Now what?

This discovery opens the door to so many questions! Is there water? How could we tell if there is life? The possibilities are endless!

Currently, NASA reports that the geography of the planets is rocky. Scientists will continue to observe the exoplanets in order to deduce if liquid water actually exists on the planets.

NASA’s Hubble Space Telescope will begin to screen at least four of the planets in order to determine the atmospheric composition of the planets and learn if they consist of hydrogen.

In 2018, NASA’s James Webb Telescope will further assist scientists in exploring the makeup of these planets. This telescope will have technology that can enable scientists to determine properties of the planets including the presence of water, methane, and oxygen!

Dear TRAPPIST-1, Earth welcomes you!

How to Divide College Space

It’s that time again… we’re all heading back to school. It’s time to pack the car, buy your books, and make your way to campus. Once you get there you are flushed with a set of hellos, (and then one of goodbyes) and are left to decide how to organize and make sense of the pile of stuff sitting in the middle of the room.

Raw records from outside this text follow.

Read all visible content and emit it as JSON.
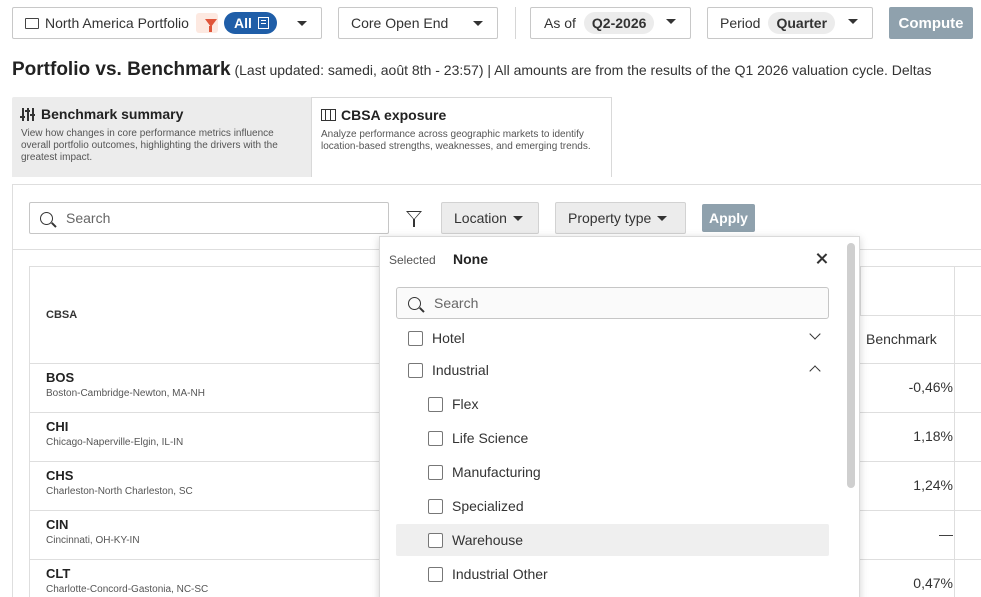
{
  "toolbar": {
    "portfolio_label": "North America Portfolio",
    "all_pill": "All",
    "fund_select": "Core Open End",
    "as_of_label": "As of",
    "as_of_value": "Q2-2026",
    "period_label": "Period",
    "period_value": "Quarter",
    "compute_label": "Compute"
  },
  "header": {
    "title": "Portfolio vs. Benchmark",
    "subtitle": "(Last updated: samedi, août 8th - 23:57) | All amounts are from the results of the Q1 2026 valuation cycle. Deltas"
  },
  "tabs": [
    {
      "title": "Benchmark summary",
      "desc": "View how changes in core performance metrics influence overall portfolio outcomes, highlighting the drivers with the greatest impact.",
      "icon": "sliders-icon",
      "active": false
    },
    {
      "title": "CBSA exposure",
      "desc": "Analyze performance across geographic markets to identify location-based strengths, weaknesses, and emerging trends.",
      "icon": "map-icon",
      "active": true
    }
  ],
  "filters": {
    "search_placeholder": "Search",
    "location_label": "Location",
    "property_type_label": "Property type",
    "apply_label": "Apply"
  },
  "table": {
    "col_cbsa": "CBSA",
    "col_benchmark": "Benchmark",
    "rows": [
      {
        "code": "BOS",
        "name": "Boston-Cambridge-Newton, MA-NH",
        "benchmark": "-0,46%"
      },
      {
        "code": "CHI",
        "name": "Chicago-Naperville-Elgin, IL-IN",
        "benchmark": "1,18%"
      },
      {
        "code": "CHS",
        "name": "Charleston-North Charleston, SC",
        "benchmark": "1,24%"
      },
      {
        "code": "CIN",
        "name": "Cincinnati, OH-KY-IN",
        "benchmark": "—"
      },
      {
        "code": "CLT",
        "name": "Charlotte-Concord-Gastonia, NC-SC",
        "benchmark": "0,47%"
      }
    ]
  },
  "dropdown": {
    "selected_label": "Selected",
    "selected_value": "None",
    "search_placeholder": "Search",
    "options": [
      {
        "label": "Hotel",
        "level": 1,
        "expanded": false
      },
      {
        "label": "Industrial",
        "level": 1,
        "expanded": true
      },
      {
        "label": "Flex",
        "level": 2
      },
      {
        "label": "Life Science",
        "level": 2
      },
      {
        "label": "Manufacturing",
        "level": 2
      },
      {
        "label": "Specialized",
        "level": 2
      },
      {
        "label": "Warehouse",
        "level": 2,
        "hover": true
      },
      {
        "label": "Industrial Other",
        "level": 2
      }
    ]
  },
  "colors": {
    "accent_blue": "#1f5ea8",
    "filter_orange": "#e0553a",
    "disabled_button": "#8fa1ad"
  }
}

For some, you not only have to figure out how to maneuver around bags and bags of clothes in one little room, but also learn how to share and utilize space with another person. It gets tough—a little bit of space for one person is hard enough, throw in another body (and car full of stuff) and you have to start getting creative.

So how do you do it?

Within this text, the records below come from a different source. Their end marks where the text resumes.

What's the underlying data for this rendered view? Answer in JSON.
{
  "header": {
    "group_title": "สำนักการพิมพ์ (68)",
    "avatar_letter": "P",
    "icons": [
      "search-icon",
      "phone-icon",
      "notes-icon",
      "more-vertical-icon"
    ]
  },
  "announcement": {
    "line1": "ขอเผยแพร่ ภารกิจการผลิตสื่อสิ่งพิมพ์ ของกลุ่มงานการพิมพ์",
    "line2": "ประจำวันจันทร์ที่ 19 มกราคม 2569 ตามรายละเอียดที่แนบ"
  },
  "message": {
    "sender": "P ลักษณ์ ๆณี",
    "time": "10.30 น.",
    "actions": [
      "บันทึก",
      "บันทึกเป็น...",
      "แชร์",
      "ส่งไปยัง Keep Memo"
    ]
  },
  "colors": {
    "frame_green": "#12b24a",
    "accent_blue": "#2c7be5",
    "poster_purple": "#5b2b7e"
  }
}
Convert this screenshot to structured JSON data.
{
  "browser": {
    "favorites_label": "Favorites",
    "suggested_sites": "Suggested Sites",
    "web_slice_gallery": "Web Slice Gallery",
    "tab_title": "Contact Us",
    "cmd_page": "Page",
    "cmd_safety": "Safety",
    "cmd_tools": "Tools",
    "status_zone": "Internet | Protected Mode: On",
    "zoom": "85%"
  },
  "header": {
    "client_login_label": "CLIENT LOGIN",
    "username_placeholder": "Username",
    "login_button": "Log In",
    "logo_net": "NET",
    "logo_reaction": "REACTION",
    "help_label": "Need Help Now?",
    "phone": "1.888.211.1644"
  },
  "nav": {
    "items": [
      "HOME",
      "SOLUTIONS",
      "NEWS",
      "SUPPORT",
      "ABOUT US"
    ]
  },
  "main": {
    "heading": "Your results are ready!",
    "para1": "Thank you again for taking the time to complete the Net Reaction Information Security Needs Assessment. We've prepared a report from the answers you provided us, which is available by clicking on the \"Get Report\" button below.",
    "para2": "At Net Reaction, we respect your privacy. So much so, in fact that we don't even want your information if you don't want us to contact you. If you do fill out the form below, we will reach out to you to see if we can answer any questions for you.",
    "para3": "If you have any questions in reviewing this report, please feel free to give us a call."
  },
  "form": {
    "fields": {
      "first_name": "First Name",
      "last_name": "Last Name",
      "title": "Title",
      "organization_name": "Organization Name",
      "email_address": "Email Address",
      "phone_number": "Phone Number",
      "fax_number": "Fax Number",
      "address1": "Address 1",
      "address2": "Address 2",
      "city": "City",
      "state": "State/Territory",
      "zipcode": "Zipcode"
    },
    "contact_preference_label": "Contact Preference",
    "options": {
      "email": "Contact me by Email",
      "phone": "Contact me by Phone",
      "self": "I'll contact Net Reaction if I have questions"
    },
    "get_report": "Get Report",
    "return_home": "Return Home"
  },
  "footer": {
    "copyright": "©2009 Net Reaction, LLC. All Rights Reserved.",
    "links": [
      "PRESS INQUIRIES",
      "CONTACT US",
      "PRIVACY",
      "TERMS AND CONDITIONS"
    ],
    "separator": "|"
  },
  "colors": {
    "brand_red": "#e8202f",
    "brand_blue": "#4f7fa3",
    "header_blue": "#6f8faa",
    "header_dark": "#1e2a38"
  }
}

My older brother once had a roommate who quite literally tried the whole “tape down the middle of the room” thing. It was, well, uncomfortable for him to say the least. What if the fridge is on one side, or worse the door? Splitting everything in half—straight down the middle—might not be the wisest, or easiest route to space utilization in your dorm.

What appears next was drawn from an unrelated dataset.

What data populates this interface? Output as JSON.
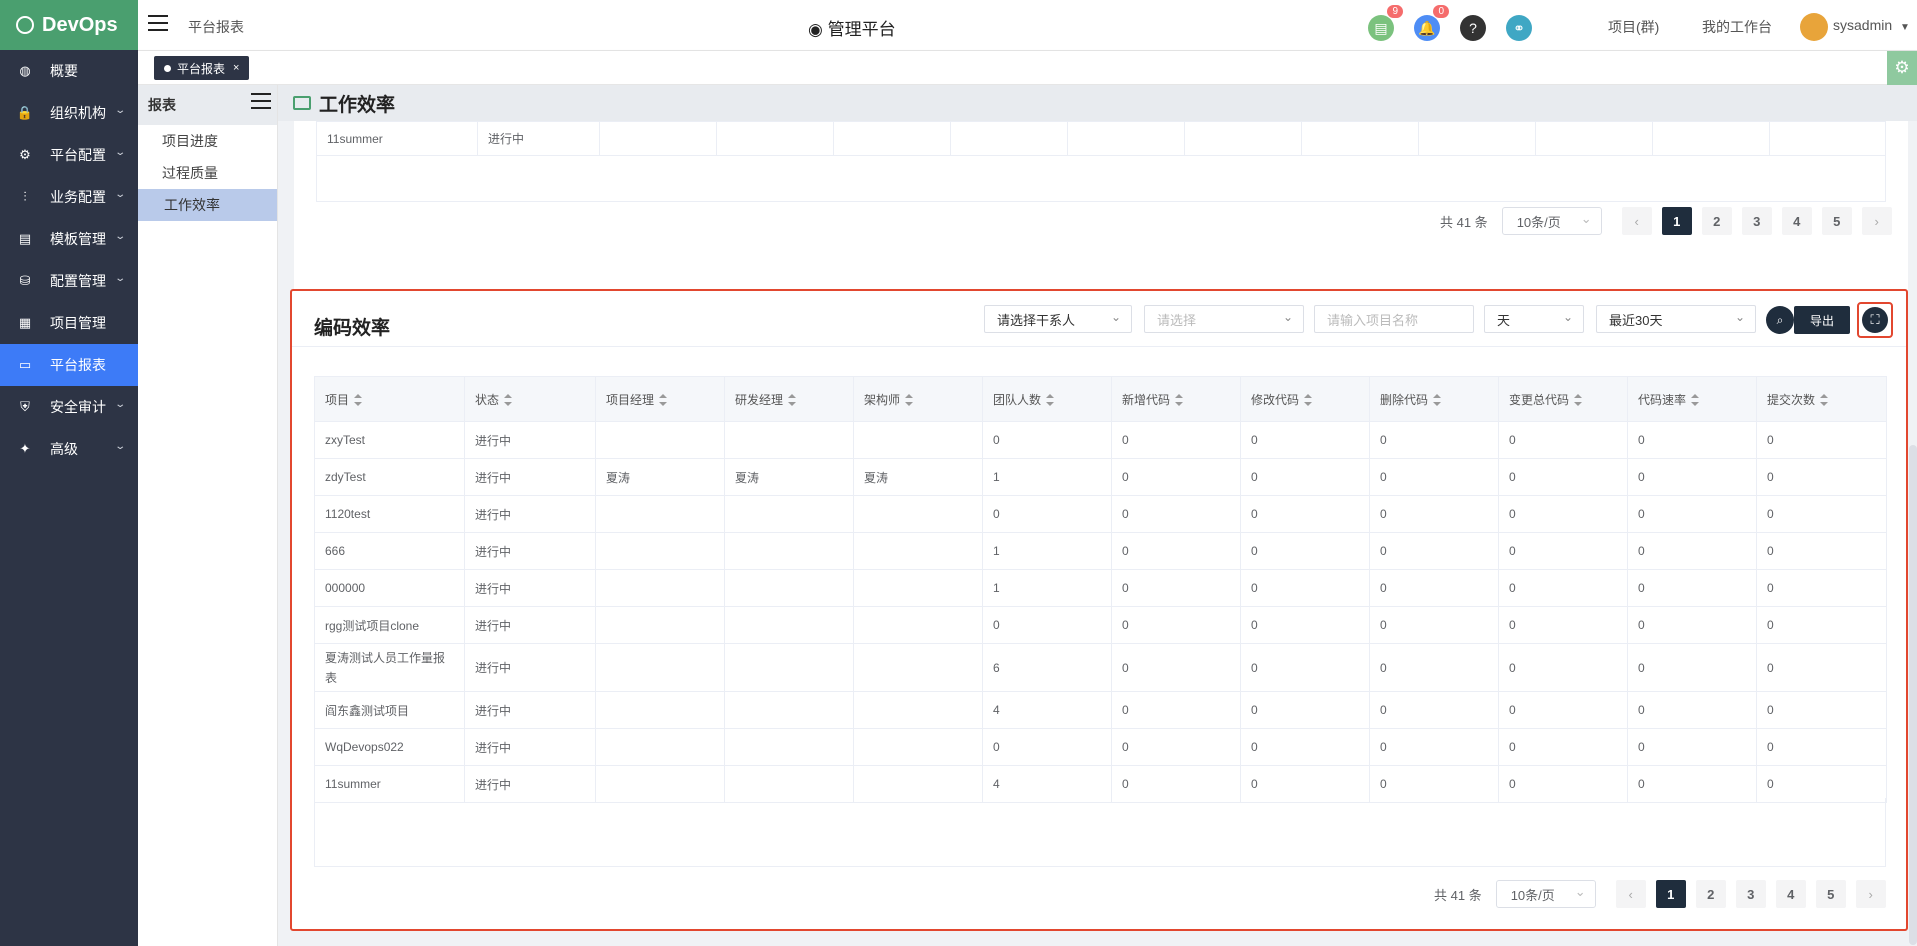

It’s important to take note of communal space versus what’s already spoken for.

Set common ground rules and make everything a little smoother for you and your roommate, or roommates.

Dorm Room:

Straight down the middle might not work, but have clear boundaries of your space. Your beds, desks, closets or drawers are “roommate’s stuff” clutter free zones. Be considerate with your dirty socks and last night’s pizza box—don’t throw your shoes on their bed or your empty take out dishes on your roommate’s desk. That’s just not nice. For gray areas—like the middle of the room, couches, side tables, or windowsills, use common sense. If your mom wouldn’t like it lying out—for no rhyme or reason, then you probably shouldn’t leave it there. Chances are, your roommate won’t like it either. Don’t keep clutter on the floor, or stuff out just for the sake of it. If you have books you want to keep on the table, or something you want to keep on the window, just remember to picture your roommate doing the same and see if you would let it fly—if not, pack it in and put it somewhere else. Hey, that’s why the invented under the bed drawers, and closet shelves!


If you share a bathroom with the whole hall—be weary. You are sharing a communal space. You aren’t the only one who uses the stalls, sinks and showers. Think of having 20 siblings, maybe more. You owe it to them, as they do to you, to pick up after yourself and not make an obvious and obnoxious mess. Don’t leave hair in the shower, or toothpaste in the sink. Try not to get water everywhere and don’t just drop your trash. Think of how you would want your bathroom at home to look—it may not match 100% but you and your floor mates should strive to get as close as college cleanliness will allow.